● AIM OF THE EXERCISE: List each line of the data that holds the string "JSON", please.

● SOURCE INFORMATION:
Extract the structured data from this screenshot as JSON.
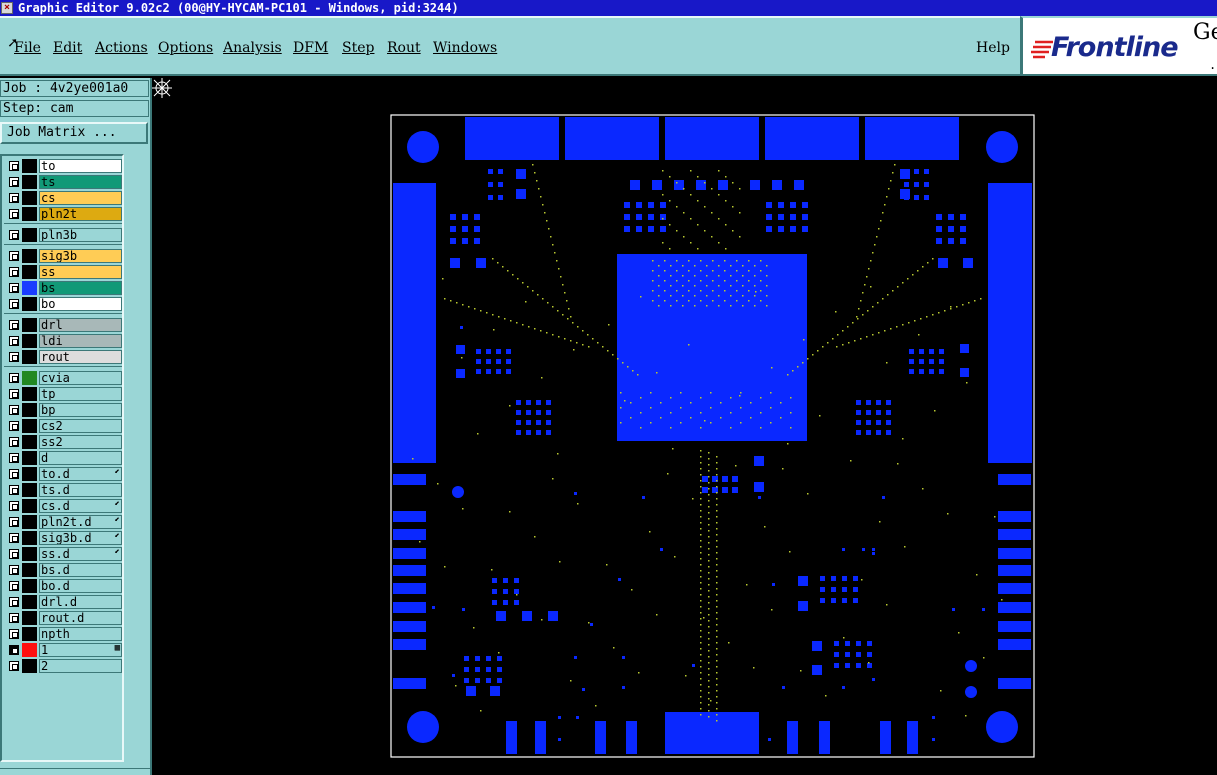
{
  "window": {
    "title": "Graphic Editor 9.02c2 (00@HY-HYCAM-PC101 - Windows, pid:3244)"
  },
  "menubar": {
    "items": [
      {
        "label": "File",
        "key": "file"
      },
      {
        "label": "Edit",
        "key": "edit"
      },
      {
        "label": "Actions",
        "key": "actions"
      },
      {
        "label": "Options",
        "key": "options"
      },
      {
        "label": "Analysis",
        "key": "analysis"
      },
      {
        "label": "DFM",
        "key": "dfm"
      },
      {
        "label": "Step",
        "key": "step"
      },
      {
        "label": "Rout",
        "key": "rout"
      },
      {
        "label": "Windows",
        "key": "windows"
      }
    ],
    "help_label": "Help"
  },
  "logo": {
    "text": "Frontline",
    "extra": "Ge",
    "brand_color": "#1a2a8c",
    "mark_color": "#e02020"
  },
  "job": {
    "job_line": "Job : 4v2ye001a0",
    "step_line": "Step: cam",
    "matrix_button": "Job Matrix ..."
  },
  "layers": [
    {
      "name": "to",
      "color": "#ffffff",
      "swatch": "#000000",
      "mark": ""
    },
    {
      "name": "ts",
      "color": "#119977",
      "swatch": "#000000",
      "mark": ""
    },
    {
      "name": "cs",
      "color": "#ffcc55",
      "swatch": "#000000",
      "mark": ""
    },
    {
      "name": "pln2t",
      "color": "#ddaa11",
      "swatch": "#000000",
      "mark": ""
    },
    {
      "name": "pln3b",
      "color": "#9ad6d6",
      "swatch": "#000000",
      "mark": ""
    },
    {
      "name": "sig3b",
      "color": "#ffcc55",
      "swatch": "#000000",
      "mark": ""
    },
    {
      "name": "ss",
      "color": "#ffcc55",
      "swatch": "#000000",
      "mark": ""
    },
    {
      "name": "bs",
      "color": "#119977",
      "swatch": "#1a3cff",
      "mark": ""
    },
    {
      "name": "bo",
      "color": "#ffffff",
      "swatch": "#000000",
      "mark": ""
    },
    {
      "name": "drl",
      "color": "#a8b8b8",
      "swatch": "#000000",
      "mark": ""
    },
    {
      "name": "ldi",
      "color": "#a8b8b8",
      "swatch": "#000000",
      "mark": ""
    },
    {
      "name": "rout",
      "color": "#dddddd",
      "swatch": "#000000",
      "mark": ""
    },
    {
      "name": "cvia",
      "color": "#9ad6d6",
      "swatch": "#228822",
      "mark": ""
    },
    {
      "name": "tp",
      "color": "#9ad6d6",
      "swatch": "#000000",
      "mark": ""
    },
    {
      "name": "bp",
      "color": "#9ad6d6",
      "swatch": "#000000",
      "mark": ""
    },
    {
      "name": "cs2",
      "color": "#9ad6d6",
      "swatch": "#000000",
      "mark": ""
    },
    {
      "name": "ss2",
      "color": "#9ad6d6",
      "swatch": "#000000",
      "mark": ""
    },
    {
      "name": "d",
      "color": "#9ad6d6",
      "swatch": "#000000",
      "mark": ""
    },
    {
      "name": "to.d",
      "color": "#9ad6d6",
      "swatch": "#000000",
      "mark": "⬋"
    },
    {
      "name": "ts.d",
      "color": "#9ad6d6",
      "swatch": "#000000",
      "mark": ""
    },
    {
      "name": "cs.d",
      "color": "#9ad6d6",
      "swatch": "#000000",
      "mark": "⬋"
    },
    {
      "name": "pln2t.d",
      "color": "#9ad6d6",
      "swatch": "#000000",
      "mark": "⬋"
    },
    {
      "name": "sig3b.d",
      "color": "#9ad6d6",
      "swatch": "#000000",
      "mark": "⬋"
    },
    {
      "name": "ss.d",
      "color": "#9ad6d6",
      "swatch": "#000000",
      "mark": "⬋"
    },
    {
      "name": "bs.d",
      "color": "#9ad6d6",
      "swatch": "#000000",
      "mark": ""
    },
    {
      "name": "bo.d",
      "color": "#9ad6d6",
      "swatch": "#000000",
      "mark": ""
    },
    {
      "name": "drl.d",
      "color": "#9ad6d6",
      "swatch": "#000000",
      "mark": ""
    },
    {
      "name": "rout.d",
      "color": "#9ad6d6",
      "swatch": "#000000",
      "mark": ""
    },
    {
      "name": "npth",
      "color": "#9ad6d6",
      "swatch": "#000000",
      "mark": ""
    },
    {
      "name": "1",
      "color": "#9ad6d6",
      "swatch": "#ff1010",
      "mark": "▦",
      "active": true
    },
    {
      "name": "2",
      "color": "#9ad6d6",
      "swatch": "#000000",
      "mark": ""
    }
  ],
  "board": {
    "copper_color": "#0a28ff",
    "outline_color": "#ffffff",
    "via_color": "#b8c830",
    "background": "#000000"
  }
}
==
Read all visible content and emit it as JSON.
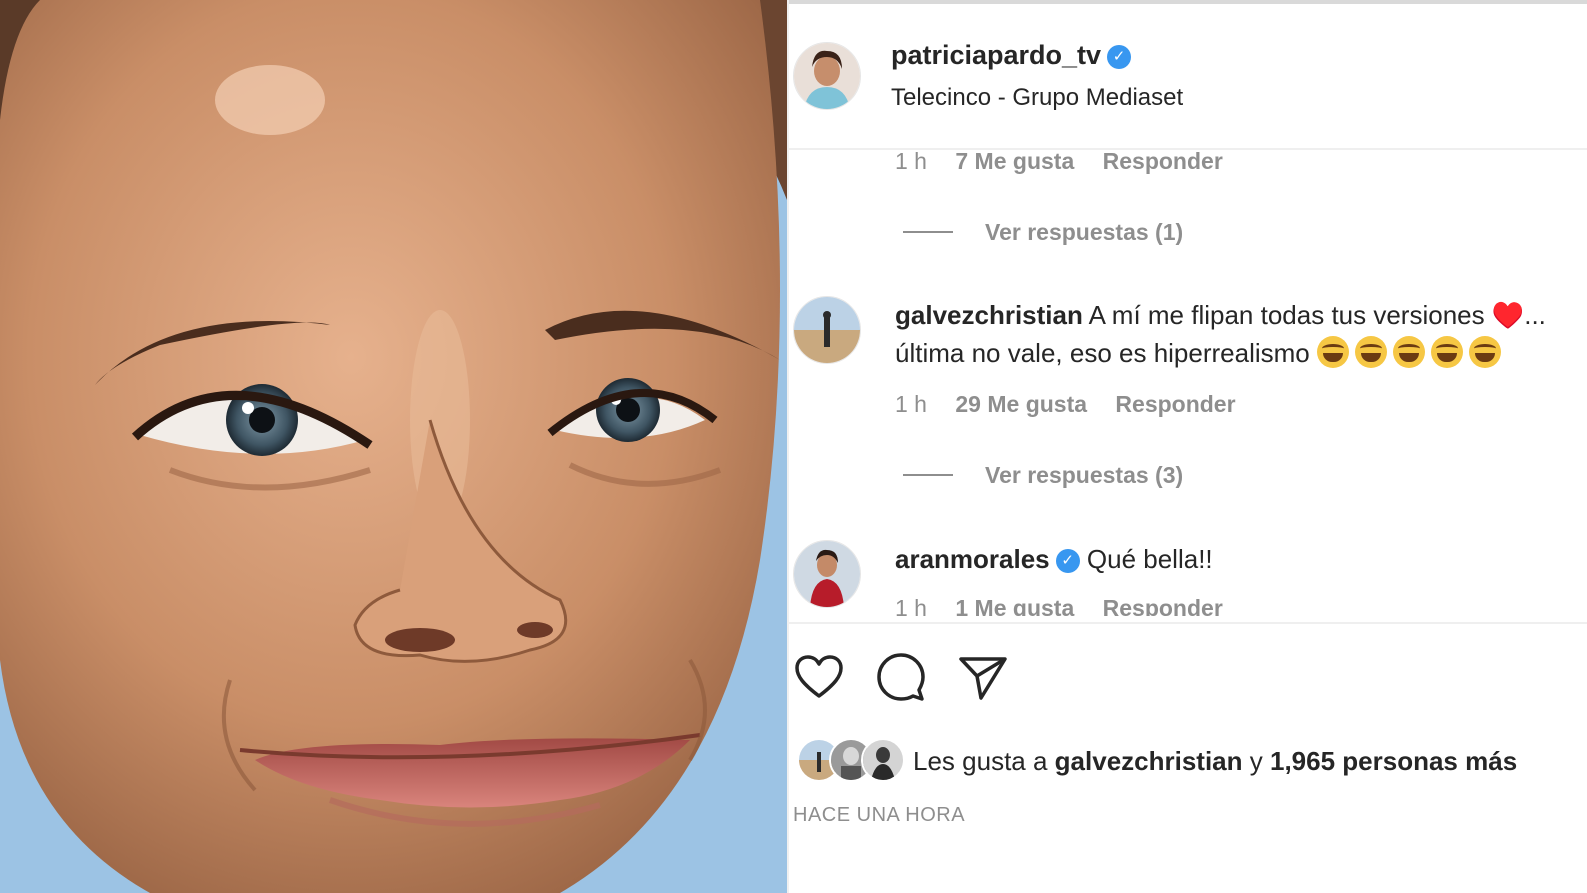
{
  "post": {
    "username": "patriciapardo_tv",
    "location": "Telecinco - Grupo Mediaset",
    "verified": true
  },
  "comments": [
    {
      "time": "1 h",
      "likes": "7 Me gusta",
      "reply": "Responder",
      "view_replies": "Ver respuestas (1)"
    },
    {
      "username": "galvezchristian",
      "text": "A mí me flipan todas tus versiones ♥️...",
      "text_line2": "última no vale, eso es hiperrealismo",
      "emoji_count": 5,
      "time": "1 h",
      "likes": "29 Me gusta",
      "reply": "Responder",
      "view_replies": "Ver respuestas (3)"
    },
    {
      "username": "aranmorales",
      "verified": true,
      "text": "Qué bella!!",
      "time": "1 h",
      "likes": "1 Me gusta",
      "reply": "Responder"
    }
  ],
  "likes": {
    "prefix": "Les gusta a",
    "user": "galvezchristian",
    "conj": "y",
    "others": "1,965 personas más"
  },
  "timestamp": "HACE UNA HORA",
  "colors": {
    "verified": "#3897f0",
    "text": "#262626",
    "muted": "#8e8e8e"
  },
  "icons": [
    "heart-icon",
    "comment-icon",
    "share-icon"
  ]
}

● RESPONSE FOR THIS EXERCISE:
Extract the structured data from this screenshot as JSON.
Read all visible content and emit it as JSON.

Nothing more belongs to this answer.